*What you will do*
Your task is to filter the entries and copy every line containing the string "Growth".

Dataset rows for apps and sites
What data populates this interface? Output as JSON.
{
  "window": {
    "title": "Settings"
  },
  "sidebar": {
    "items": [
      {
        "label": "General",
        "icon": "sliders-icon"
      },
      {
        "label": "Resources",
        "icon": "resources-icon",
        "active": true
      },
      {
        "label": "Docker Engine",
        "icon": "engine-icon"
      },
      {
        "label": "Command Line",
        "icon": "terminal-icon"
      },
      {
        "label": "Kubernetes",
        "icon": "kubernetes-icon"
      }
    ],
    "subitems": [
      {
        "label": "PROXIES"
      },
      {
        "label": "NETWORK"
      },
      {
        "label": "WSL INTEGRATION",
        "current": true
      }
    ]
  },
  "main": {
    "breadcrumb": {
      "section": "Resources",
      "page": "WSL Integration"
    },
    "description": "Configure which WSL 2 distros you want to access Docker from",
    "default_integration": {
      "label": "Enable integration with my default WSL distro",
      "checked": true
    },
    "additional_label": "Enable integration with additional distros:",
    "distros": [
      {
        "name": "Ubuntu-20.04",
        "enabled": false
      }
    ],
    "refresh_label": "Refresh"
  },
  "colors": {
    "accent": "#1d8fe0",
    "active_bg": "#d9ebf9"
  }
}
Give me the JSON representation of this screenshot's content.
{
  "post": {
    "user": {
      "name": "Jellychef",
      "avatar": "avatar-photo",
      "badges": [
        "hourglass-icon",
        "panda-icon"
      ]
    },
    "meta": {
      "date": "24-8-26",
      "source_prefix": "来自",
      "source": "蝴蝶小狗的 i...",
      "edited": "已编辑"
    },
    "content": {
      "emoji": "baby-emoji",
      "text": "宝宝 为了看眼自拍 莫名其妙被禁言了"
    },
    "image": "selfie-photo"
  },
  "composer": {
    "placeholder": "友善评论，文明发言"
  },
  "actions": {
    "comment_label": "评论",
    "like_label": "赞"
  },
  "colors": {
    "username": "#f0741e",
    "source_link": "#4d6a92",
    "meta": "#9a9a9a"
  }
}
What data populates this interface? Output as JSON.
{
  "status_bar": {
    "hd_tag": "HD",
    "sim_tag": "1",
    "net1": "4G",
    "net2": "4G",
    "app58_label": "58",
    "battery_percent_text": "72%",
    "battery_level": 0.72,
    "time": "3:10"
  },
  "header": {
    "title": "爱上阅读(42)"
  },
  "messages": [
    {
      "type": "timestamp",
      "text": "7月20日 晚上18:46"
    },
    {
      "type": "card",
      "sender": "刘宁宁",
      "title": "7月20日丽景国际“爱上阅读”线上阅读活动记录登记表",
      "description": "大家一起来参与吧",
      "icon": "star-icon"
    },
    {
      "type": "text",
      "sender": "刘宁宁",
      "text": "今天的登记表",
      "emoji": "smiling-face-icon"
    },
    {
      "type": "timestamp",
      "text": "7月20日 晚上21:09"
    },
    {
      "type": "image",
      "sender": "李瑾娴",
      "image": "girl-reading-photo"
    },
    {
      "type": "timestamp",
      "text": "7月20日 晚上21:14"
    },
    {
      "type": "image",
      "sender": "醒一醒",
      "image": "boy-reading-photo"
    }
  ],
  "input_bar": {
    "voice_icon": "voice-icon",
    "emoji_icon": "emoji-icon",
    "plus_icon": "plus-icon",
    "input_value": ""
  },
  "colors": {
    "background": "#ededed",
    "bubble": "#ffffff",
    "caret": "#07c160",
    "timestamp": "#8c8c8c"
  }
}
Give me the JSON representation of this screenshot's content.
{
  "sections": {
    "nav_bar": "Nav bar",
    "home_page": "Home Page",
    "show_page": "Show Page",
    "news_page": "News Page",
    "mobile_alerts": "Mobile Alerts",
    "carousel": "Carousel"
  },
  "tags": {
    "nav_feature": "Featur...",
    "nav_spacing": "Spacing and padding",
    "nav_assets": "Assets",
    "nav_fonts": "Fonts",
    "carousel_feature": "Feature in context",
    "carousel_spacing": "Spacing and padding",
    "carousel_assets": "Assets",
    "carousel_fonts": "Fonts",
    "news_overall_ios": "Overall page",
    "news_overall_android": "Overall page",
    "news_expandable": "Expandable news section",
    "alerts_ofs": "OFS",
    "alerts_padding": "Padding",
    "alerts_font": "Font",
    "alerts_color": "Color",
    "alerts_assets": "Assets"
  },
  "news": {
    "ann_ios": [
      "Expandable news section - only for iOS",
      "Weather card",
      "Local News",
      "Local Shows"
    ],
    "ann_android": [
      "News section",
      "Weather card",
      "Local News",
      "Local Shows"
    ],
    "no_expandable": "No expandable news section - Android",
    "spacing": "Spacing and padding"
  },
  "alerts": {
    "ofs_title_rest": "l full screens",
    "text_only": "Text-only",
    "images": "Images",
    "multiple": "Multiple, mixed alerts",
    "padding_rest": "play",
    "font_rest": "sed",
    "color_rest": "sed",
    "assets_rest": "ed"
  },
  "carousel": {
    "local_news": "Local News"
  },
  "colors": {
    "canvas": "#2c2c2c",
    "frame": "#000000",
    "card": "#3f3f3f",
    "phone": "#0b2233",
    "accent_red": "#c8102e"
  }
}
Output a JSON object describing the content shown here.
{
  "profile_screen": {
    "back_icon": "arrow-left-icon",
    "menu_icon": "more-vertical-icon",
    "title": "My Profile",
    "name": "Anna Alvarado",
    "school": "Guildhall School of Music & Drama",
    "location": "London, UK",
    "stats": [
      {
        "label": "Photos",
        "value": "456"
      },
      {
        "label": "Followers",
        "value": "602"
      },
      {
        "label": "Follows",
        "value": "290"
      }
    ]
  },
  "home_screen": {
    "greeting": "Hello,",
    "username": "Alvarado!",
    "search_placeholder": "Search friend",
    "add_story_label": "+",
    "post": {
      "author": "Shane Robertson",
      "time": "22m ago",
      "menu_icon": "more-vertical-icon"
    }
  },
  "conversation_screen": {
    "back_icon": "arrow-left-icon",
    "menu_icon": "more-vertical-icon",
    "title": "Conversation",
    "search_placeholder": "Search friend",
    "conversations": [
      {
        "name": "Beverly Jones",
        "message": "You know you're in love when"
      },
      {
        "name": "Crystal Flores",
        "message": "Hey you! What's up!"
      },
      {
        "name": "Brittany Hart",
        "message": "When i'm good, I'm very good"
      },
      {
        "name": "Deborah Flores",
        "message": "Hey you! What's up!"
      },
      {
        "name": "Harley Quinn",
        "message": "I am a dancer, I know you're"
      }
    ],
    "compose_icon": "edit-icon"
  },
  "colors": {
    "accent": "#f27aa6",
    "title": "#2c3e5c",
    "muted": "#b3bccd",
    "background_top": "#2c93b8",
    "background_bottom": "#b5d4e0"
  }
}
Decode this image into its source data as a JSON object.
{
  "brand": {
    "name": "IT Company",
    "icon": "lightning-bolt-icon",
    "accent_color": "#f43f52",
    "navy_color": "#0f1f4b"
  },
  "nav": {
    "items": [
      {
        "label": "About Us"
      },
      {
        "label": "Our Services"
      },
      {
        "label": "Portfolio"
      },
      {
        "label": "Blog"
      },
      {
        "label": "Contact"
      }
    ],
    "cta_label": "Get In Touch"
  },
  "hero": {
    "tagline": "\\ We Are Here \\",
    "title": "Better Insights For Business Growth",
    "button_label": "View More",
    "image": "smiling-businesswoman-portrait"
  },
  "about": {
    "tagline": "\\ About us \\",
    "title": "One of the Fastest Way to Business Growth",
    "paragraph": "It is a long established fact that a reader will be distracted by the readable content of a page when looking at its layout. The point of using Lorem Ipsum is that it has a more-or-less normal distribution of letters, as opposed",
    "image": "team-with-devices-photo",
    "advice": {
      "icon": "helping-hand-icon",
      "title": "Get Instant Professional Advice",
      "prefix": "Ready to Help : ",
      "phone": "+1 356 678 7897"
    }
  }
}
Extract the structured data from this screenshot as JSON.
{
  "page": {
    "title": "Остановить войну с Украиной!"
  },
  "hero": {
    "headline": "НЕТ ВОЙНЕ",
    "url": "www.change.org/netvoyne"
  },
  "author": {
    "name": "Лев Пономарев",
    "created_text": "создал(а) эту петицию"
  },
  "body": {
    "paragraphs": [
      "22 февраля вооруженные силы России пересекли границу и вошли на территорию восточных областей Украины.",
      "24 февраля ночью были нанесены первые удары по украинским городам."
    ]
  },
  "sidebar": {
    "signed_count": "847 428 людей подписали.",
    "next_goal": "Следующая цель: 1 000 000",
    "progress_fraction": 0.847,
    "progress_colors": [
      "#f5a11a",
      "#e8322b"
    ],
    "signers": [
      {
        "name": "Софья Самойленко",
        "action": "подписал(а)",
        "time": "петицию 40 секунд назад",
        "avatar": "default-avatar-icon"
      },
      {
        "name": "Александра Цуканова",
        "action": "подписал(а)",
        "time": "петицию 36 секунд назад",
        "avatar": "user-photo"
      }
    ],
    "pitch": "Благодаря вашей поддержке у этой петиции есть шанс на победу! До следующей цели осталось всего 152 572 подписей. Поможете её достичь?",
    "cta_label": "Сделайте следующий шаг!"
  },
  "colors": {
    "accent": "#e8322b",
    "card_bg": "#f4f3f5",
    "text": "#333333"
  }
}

*Exercise response*
    "title": "Better Insights For Business Growth",
    "title": "One of the Fastest Way to Business Growth",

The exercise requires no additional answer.